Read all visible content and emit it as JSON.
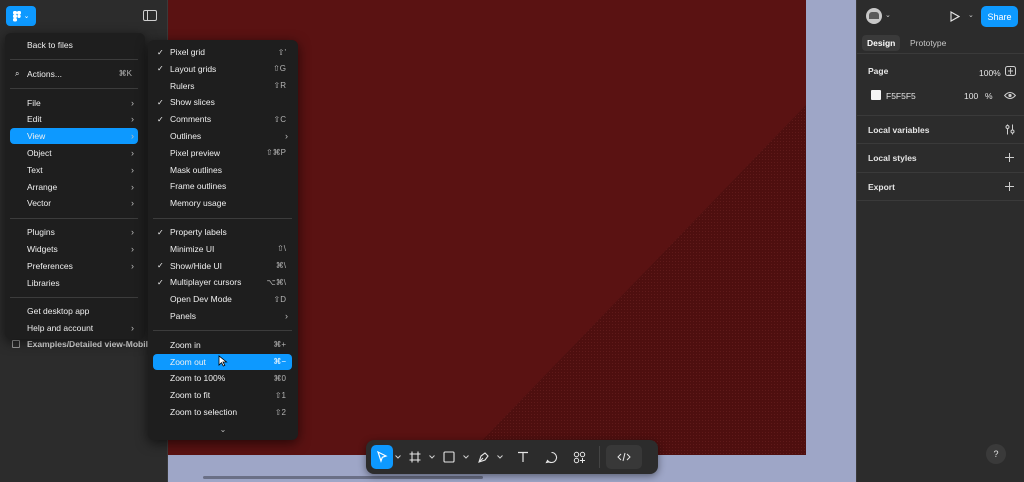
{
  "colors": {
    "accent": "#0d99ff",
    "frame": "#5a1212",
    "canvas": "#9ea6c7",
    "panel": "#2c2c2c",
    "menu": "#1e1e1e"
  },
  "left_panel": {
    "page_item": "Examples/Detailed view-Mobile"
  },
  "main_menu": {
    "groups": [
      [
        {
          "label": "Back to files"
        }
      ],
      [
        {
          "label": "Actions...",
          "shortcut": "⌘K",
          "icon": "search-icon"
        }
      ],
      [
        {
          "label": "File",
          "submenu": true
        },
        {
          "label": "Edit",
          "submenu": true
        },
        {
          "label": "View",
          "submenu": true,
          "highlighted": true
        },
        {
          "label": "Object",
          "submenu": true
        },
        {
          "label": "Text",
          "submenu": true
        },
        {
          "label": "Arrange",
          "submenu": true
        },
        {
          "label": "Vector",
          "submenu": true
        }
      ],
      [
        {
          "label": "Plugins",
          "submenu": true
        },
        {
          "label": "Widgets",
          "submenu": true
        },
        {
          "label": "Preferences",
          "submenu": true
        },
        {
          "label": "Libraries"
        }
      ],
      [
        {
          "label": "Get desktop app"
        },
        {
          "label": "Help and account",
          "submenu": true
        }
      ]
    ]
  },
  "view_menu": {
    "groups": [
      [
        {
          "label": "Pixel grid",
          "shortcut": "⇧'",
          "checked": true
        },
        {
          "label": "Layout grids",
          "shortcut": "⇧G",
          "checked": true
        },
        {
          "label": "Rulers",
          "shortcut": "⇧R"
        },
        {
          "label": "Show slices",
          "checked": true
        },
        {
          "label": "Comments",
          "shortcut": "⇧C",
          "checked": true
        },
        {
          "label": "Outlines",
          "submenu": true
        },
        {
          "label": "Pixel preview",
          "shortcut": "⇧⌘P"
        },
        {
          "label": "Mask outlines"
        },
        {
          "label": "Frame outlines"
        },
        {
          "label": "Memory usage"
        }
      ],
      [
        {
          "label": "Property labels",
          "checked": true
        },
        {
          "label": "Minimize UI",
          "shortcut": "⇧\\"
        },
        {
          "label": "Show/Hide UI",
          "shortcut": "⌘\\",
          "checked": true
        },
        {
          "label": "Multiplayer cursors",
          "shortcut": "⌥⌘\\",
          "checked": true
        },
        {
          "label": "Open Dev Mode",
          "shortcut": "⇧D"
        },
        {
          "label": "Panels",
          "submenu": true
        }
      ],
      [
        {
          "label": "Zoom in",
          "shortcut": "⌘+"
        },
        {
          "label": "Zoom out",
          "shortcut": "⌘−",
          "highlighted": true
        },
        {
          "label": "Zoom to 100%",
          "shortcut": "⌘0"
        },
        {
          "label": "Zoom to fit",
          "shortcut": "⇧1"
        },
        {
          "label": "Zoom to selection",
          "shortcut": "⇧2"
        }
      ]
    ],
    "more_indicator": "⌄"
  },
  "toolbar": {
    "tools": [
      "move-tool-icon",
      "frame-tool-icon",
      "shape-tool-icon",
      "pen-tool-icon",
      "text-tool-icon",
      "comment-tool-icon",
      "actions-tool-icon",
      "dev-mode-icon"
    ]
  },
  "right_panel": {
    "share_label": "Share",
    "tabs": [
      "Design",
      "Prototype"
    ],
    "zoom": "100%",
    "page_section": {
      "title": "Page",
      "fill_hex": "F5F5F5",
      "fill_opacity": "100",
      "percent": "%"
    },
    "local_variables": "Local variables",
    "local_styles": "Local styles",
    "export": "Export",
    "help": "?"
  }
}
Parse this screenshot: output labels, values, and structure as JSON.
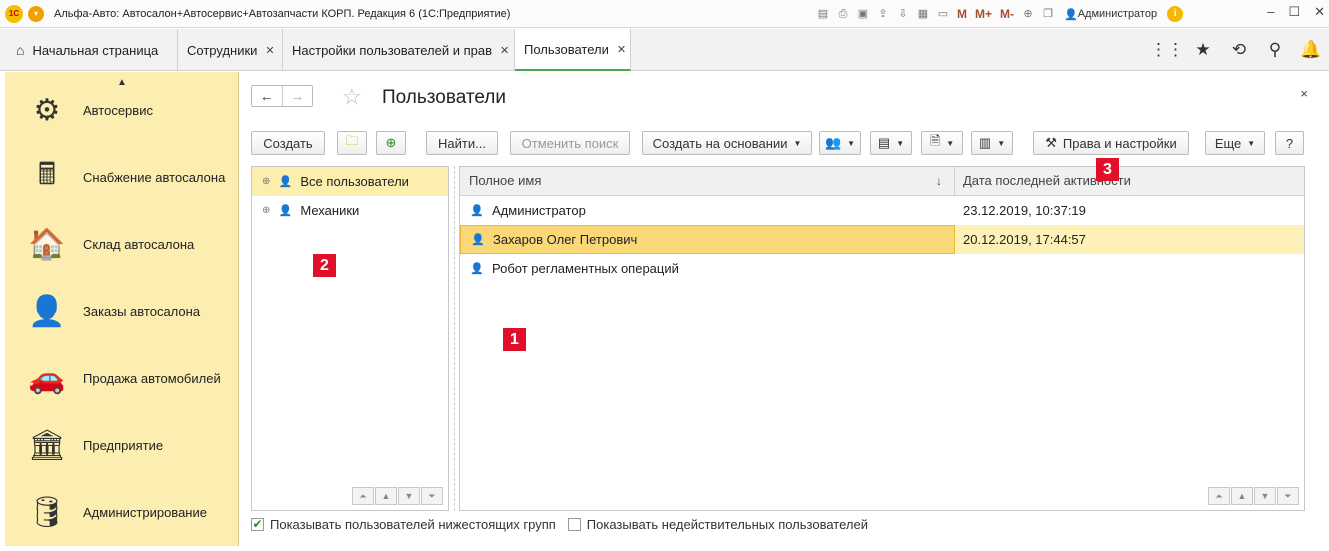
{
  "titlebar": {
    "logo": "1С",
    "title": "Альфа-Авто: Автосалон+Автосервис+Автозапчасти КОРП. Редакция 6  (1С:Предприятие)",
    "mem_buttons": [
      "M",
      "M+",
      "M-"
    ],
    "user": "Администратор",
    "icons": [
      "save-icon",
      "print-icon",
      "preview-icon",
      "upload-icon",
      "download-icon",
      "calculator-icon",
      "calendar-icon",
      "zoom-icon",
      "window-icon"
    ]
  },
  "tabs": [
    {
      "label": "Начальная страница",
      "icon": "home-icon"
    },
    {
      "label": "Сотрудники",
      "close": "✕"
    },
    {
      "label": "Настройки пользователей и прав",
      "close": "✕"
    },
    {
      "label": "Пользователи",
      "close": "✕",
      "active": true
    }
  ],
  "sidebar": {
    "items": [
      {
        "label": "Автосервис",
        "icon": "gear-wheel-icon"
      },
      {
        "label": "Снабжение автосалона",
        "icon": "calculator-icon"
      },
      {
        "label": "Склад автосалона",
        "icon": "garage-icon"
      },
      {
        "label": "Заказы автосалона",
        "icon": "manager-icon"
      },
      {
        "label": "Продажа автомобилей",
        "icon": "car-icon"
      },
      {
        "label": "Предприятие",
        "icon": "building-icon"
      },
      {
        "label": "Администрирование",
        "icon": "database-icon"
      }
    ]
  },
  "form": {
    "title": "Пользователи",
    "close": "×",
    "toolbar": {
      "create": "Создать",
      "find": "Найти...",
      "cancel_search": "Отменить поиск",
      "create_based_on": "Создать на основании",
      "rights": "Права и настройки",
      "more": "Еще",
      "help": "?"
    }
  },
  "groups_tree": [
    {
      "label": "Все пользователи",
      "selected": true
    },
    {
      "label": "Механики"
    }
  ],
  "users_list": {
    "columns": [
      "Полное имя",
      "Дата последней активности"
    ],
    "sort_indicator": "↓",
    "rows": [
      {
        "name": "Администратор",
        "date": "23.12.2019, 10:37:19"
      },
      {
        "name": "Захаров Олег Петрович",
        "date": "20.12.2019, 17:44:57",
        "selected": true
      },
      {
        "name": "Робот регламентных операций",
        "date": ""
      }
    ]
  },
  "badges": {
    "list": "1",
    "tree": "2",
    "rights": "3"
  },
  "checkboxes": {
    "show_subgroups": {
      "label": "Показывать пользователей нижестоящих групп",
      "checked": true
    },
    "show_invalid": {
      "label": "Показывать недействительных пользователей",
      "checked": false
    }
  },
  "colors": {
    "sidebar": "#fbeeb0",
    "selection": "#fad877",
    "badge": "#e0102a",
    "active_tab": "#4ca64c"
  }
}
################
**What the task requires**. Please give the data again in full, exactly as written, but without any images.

**Solution**.
Read all visible content and emit it as JSON.
{
  "colors": {
    "accent": "#0d99ff",
    "frame": "#5a1212",
    "canvas": "#9ea6c7",
    "panel": "#2c2c2c",
    "menu": "#1e1e1e"
  },
  "left_panel": {
    "page_item": "Examples/Detailed view-Mobile"
  },
  "main_menu": {
    "groups": [
      [
        {
          "label": "Back to files"
        }
      ],
      [
        {
          "label": "Actions...",
          "shortcut": "⌘K",
          "icon": "search-icon"
        }
      ],
      [
        {
          "label": "File",
          "submenu": true
        },
        {
          "label": "Edit",
          "submenu": true
        },
        {
          "label": "View",
          "submenu": true,
          "highlighted": true
        },
        {
          "label": "Object",
          "submenu": true
        },
        {
          "label": "Text",
          "submenu": true
        },
        {
          "label": "Arrange",
          "submenu": true
        },
        {
          "label": "Vector",
          "submenu": true
        }
      ],
      [
        {
          "label": "Plugins",
          "submenu": true
        },
        {
          "label": "Widgets",
          "submenu": true
        },
        {
          "label": "Preferences",
          "submenu": true
        },
        {
          "label": "Libraries"
        }
      ],
      [
        {
          "label": "Get desktop app"
        },
        {
          "label": "Help and account",
          "submenu": true
        }
      ]
    ]
  },
  "view_menu": {
    "groups": [
      [
        {
          "label": "Pixel grid",
          "shortcut": "⇧'",
          "checked": true
        },
        {
          "label": "Layout grids",
          "shortcut": "⇧G",
          "checked": true
        },
        {
          "label": "Rulers",
          "shortcut": "⇧R"
        },
        {
          "label": "Show slices",
          "checked": true
        },
        {
          "label": "Comments",
          "shortcut": "⇧C",
          "checked": true
        },
        {
          "label": "Outlines",
          "submenu": true
        },
        {
          "label": "Pixel preview",
          "shortcut": "⇧⌘P"
        },
        {
          "label": "Mask outlines"
        },
        {
          "label": "Frame outlines"
        },
        {
          "label": "Memory usage"
        }
      ],
      [
        {
          "label": "Property labels",
          "checked": true
        },
        {
          "label": "Minimize UI",
          "shortcut": "⇧\\"
        },
        {
          "label": "Show/Hide UI",
          "shortcut": "⌘\\",
          "checked": true
        },
        {
          "label": "Multiplayer cursors",
          "shortcut": "⌥⌘\\",
          "checked": true
        },
        {
          "label": "Open Dev Mode",
          "shortcut": "⇧D"
        },
        {
          "label": "Panels",
          "submenu": true
        }
      ],
      [
        {
          "label": "Zoom in",
          "shortcut": "⌘+"
        },
        {
          "label": "Zoom out",
          "shortcut": "⌘−",
          "highlighted": true
        },
        {
          "label": "Zoom to 100%",
          "shortcut": "⌘0"
        },
        {
          "label": "Zoom to fit",
          "shortcut": "⇧1"
        },
        {
          "label": "Zoom to selection",
          "shortcut": "⇧2"
        }
      ]
    ],
    "more_indicator": "⌄"
  },
  "toolbar": {
    "tools": [
      "move-tool-icon",
      "frame-tool-icon",
      "shape-tool-icon",
      "pen-tool-icon",
      "text-tool-icon",
      "comment-tool-icon",
      "actions-tool-icon",
      "dev-mode-icon"
    ]
  },
  "right_panel": {
    "share_label": "Share",
    "tabs": [
      "Design",
      "Prototype"
    ],
    "zoom": "100%",
    "page_section": {
      "title": "Page",
      "fill_hex": "F5F5F5",
      "fill_opacity": "100",
      "percent": "%"
    },
    "local_variables": "Local variables",
    "local_styles": "Local styles",
    "export": "Export",
    "help": "?"
  }
}
Parse this screenshot: output labels, values, and structure as JSON.
{
  "titlebar": {
    "logo": "1С",
    "title": "Альфа-Авто: Автосалон+Автосервис+Автозапчасти КОРП. Редакция 6  (1С:Предприятие)",
    "mem_buttons": [
      "M",
      "M+",
      "M-"
    ],
    "user": "Администратор",
    "icons": [
      "save-icon",
      "print-icon",
      "preview-icon",
      "upload-icon",
      "download-icon",
      "calculator-icon",
      "calendar-icon",
      "zoom-icon",
      "window-icon"
    ]
  },
  "tabs": [
    {
      "label": "Начальная страница",
      "icon": "home-icon"
    },
    {
      "label": "Сотрудники",
      "close": "✕"
    },
    {
      "label": "Настройки пользователей и прав",
      "close": "✕"
    },
    {
      "label": "Пользователи",
      "close": "✕",
      "active": true
    }
  ],
  "sidebar": {
    "items": [
      {
        "label": "Автосервис",
        "icon": "gear-wheel-icon"
      },
      {
        "label": "Снабжение автосалона",
        "icon": "calculator-icon"
      },
      {
        "label": "Склад автосалона",
        "icon": "garage-icon"
      },
      {
        "label": "Заказы автосалона",
        "icon": "manager-icon"
      },
      {
        "label": "Продажа автомобилей",
        "icon": "car-icon"
      },
      {
        "label": "Предприятие",
        "icon": "building-icon"
      },
      {
        "label": "Администрирование",
        "icon": "database-icon"
      }
    ]
  },
  "form": {
    "title": "Пользователи",
    "close": "×",
    "toolbar": {
      "create": "Создать",
      "find": "Найти...",
      "cancel_search": "Отменить поиск",
      "create_based_on": "Создать на основании",
      "rights": "Права и настройки",
      "more": "Еще",
      "help": "?"
    }
  },
  "groups_tree": [
    {
      "label": "Все пользователи",
      "selected": true
    },
    {
      "label": "Механики"
    }
  ],
  "users_list": {
    "columns": [
      "Полное имя",
      "Дата последней активности"
    ],
    "sort_indicator": "↓",
    "rows": [
      {
        "name": "Администратор",
        "date": "23.12.2019, 10:37:19"
      },
      {
        "name": "Захаров Олег Петрович",
        "date": "20.12.2019, 17:44:57",
        "selected": true
      },
      {
        "name": "Робот регламентных операций",
        "date": ""
      }
    ]
  },
  "badges": {
    "list": "1",
    "tree": "2",
    "rights": "3"
  },
  "checkboxes": {
    "show_subgroups": {
      "label": "Показывать пользователей нижестоящих групп",
      "checked": true
    },
    "show_invalid": {
      "label": "Показывать недействительных пользователей",
      "checked": false
    }
  },
  "colors": {
    "sidebar": "#fbeeb0",
    "selection": "#fad877",
    "badge": "#e0102a",
    "active_tab": "#4ca64c"
  }
}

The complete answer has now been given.